Wednesday, July 18, 2007


Everyone seems to have their version of "lettuce wrap". The Thais have Puk Hao, and the Ang Mohs have something along the line too. I think this is a variation of the same theme.

It makes great finger food at parties, where one has to participate in the wrapping of the 'parcel'. It can be prepared well in advance ( and let the flavor sink in), and warmed up again before serving.

Jui-Hu Chiew is julienned cuttlefish. This is what that differentiates this from other lettuce wrap. Sambal Belacan is spread over the lettuce leaf before the Jui-Hu Char is piled on. The Sambal is easily made with ½ a dozen of chillies blended/pounded with about 10gm. of Belacan (shrimp paste) with Kasturi lime juice, sugar and salt added.


1 Head Lettuce

20 gm. Jui-Hu-Chiew

4 Cloves Garlic (Minced)

100 gm. Minced Pork

100 gm. Shrimps (Chopped)

1½ Kg. Julienned Jicama (Bangkuang)

20 gm. Dried Chinese Mushroom (Diced)

30 gm. Carrot (Julienned)
1 Cup Chicken Stock
3 tbsp. Fried Shallots
Sambal Belacan


Add about a ¼ cup of oil onto a heated wok. Quickly stir-fry the Ju-Hu-Chiew until you heard a blistering sound of "piak!". They will be slightly crispy. Scoop out of the wok and set aside.

Put in garlic, fry for a while until fragrant; add pork and stir for a while. Shrimps are added next.

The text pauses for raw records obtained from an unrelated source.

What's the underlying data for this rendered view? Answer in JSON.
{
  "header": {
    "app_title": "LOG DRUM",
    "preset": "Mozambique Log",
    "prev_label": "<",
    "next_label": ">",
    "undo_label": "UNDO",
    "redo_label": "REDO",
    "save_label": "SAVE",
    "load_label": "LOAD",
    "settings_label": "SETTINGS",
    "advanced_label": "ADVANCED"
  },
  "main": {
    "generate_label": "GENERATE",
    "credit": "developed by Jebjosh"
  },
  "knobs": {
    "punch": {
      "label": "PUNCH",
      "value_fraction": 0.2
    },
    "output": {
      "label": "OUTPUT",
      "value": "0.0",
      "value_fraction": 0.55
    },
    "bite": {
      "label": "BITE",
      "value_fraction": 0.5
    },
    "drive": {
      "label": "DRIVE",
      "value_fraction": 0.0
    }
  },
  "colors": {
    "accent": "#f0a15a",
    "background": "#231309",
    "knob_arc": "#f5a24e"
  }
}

When the pork and shrimps are done, add the mushroom. Mix throughly.

Do likewise to the fried u-Hu-Chiew.

Dump in all the julienned jicama. Toss and turn all the ingredients from bottom up, to get all the jicama cooked. When it gets too hot, lower the heat. Liquid will be released from the jicama.

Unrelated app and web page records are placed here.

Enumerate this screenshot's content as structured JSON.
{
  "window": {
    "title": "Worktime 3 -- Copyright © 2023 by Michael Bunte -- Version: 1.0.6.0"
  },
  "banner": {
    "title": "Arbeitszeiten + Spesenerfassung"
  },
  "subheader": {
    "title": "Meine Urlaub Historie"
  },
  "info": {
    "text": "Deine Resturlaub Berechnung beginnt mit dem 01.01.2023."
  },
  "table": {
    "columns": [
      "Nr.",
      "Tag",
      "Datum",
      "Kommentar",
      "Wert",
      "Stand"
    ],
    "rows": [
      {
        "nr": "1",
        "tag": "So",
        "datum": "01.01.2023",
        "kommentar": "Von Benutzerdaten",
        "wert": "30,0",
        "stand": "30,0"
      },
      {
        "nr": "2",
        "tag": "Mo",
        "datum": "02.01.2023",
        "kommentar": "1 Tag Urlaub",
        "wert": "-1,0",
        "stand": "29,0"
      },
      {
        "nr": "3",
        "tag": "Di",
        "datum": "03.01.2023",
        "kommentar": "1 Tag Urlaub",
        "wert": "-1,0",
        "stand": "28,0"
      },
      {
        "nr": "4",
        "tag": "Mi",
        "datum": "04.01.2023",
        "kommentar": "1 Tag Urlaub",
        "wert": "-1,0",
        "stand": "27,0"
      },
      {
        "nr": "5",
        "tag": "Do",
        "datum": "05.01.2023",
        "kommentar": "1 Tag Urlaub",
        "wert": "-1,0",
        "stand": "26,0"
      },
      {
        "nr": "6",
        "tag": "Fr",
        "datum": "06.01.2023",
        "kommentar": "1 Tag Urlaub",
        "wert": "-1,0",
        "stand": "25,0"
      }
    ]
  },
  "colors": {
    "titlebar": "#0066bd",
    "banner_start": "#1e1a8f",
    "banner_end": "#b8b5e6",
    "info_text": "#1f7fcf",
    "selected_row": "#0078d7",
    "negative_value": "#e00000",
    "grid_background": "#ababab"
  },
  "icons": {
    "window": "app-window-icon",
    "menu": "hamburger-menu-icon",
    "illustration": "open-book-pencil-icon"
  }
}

Pour in a bit of light soy sauce to get it a tan color.When it gets a bit dry, add in slowly about a cup of chicken stock (2 tbsp. granulated chicken stock+ 1 cup water).

Add more water if needed during the frying. This is a slow laborious process, which takes about 15 to 20 minutes.

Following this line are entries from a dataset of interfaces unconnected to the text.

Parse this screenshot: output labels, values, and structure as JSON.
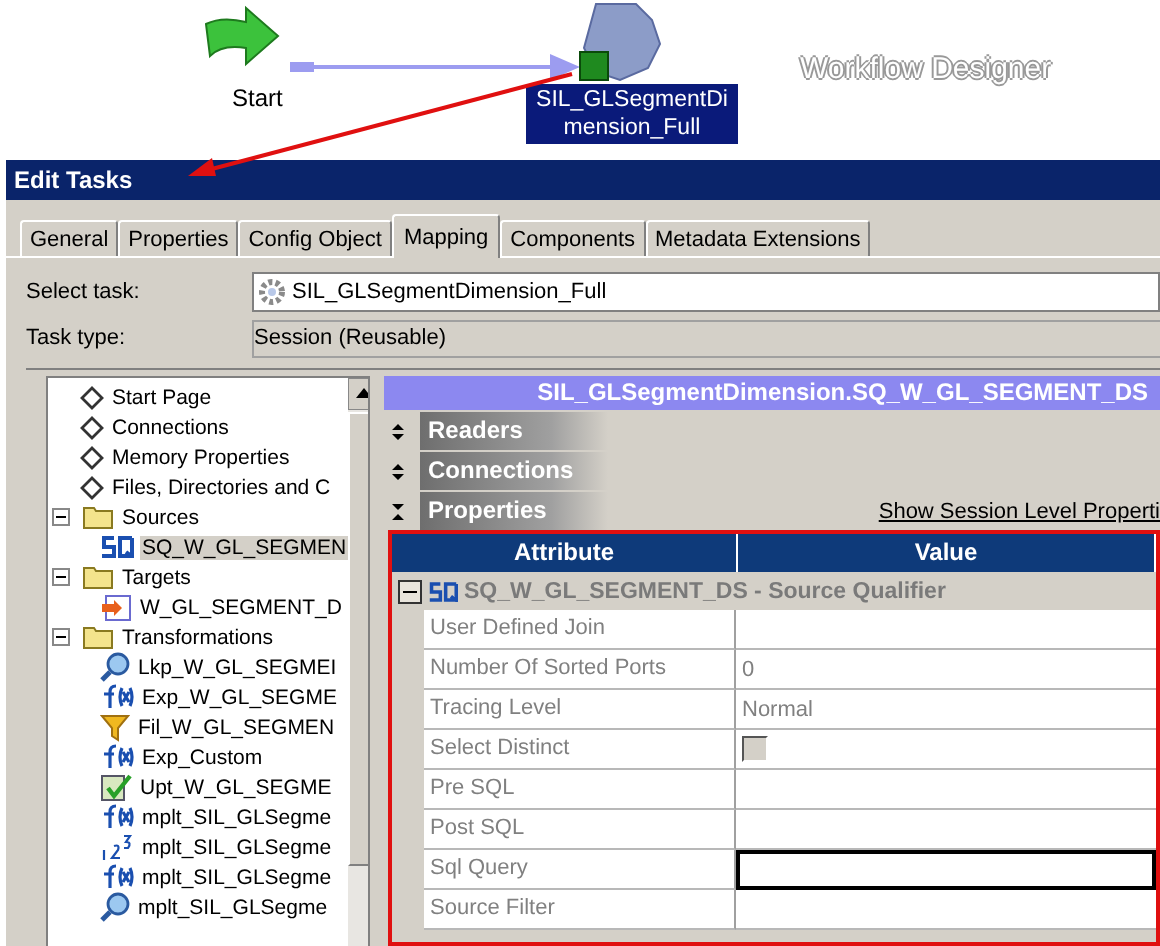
{
  "canvas": {
    "start_label": "Start",
    "session_label": "SIL_GLSegmentDimension_Full",
    "watermark": "Workflow Designer"
  },
  "dialog": {
    "title": "Edit Tasks",
    "tabs": [
      {
        "label": "General",
        "selected": false
      },
      {
        "label": "Properties",
        "selected": false
      },
      {
        "label": "Config Object",
        "selected": false
      },
      {
        "label": "Mapping",
        "selected": true
      },
      {
        "label": "Components",
        "selected": false
      },
      {
        "label": "Metadata Extensions",
        "selected": false
      }
    ],
    "select_task": {
      "label": "Select task:",
      "value": "SIL_GLSegmentDimension_Full"
    },
    "task_type": {
      "label": "Task type:",
      "value": "Session (Reusable)"
    },
    "tree": [
      {
        "label": "Start Page",
        "kind": "node",
        "selected": false
      },
      {
        "label": "Connections",
        "kind": "node",
        "selected": false
      },
      {
        "label": "Memory Properties",
        "kind": "node",
        "selected": false
      },
      {
        "label": "Files, Directories and C",
        "kind": "node",
        "selected": false
      },
      {
        "label": "Sources",
        "kind": "folder",
        "selected": false,
        "expanded": true,
        "children": [
          {
            "label": "SQ_W_GL_SEGMEN",
            "kind": "qualifier",
            "selected": true
          }
        ]
      },
      {
        "label": "Targets",
        "kind": "folder",
        "selected": false,
        "expanded": true,
        "children": [
          {
            "label": "W_GL_SEGMENT_D",
            "kind": "target",
            "selected": false
          }
        ]
      },
      {
        "label": "Transformations",
        "kind": "folder",
        "selected": false,
        "expanded": true,
        "children": [
          {
            "label": "Lkp_W_GL_SEGMEI",
            "kind": "lookup",
            "selected": false
          },
          {
            "label": "Exp_W_GL_SEGME",
            "kind": "expression",
            "selected": false
          },
          {
            "label": "Fil_W_GL_SEGMEN",
            "kind": "filter",
            "selected": false
          },
          {
            "label": "Exp_Custom",
            "kind": "expression",
            "selected": false
          },
          {
            "label": "Upt_W_GL_SEGME",
            "kind": "update",
            "selected": false
          },
          {
            "label": "mplt_SIL_GLSegme",
            "kind": "expression",
            "selected": false
          },
          {
            "label": "mplt_SIL_GLSegme",
            "kind": "sequence",
            "selected": false
          },
          {
            "label": "mplt_SIL_GLSegme",
            "kind": "expression",
            "selected": false
          },
          {
            "label": "mplt_SIL_GLSegme",
            "kind": "lookup",
            "selected": false
          }
        ]
      }
    ],
    "panel_title": "SIL_GLSegmentDimension.SQ_W_GL_SEGMENT_DS",
    "sections": [
      {
        "label": "Readers",
        "expanded": false
      },
      {
        "label": "Connections",
        "expanded": false
      },
      {
        "label": "Properties",
        "expanded": true
      }
    ],
    "session_link": "Show Session Level Properti",
    "grid": {
      "columns": [
        "Attribute",
        "Value"
      ],
      "group": {
        "label": "SQ_W_GL_SEGMENT_DS - Source Qualifier",
        "expanded": true
      },
      "rows": [
        {
          "attribute": "User Defined Join",
          "kind": "text",
          "value": ""
        },
        {
          "attribute": "Number Of Sorted Ports",
          "kind": "text",
          "value": "0"
        },
        {
          "attribute": "Tracing Level",
          "kind": "text",
          "value": "Normal"
        },
        {
          "attribute": "Select Distinct",
          "kind": "checkbox",
          "checked": false
        },
        {
          "attribute": "Pre SQL",
          "kind": "text",
          "value": ""
        },
        {
          "attribute": "Post SQL",
          "kind": "text",
          "value": ""
        },
        {
          "attribute": "Sql Query",
          "kind": "field",
          "value": ""
        },
        {
          "attribute": "Source Filter",
          "kind": "text",
          "value": ""
        }
      ]
    }
  }
}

Add julienned carrot for color. Toss for another 10 minutes. Add salt to taste. The jicama and carrot should be soft and yet retaining their crunchiness.

Sprinkle the fried shallots all around; give another few toss to blend in with the other stuff. The end result will be dried of any liquid, but yet moist.

No comments:


As the name implies, it's all about nothing! Kongkaying is like grasping in the air - more like hot air with occasional fartulence. Hopefully, something aromatic will come out of it! If not...

May the Farce be With You!


  © Blogger template Webnolia by 2009

Back to TOP